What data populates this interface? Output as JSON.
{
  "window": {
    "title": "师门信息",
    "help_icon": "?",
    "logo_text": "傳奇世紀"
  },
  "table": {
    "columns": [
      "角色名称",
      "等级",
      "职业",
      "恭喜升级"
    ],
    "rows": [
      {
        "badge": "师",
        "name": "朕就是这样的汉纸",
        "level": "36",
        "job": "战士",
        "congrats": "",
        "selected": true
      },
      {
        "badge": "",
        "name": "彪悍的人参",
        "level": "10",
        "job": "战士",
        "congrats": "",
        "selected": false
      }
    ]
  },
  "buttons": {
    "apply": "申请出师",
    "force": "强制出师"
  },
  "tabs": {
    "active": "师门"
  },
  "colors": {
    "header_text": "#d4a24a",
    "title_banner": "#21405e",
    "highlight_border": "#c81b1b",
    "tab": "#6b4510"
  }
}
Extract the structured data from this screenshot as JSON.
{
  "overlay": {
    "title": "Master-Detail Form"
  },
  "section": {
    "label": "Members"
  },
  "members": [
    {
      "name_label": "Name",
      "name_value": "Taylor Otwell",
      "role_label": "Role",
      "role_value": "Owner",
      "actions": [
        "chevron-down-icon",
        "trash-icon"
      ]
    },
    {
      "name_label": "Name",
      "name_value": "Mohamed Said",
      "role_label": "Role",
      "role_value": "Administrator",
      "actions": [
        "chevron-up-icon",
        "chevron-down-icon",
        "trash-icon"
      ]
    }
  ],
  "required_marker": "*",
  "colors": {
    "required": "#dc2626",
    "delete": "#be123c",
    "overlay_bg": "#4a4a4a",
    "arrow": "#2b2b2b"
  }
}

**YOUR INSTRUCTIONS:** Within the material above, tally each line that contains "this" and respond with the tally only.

**EXERCISE ANSWER:** 2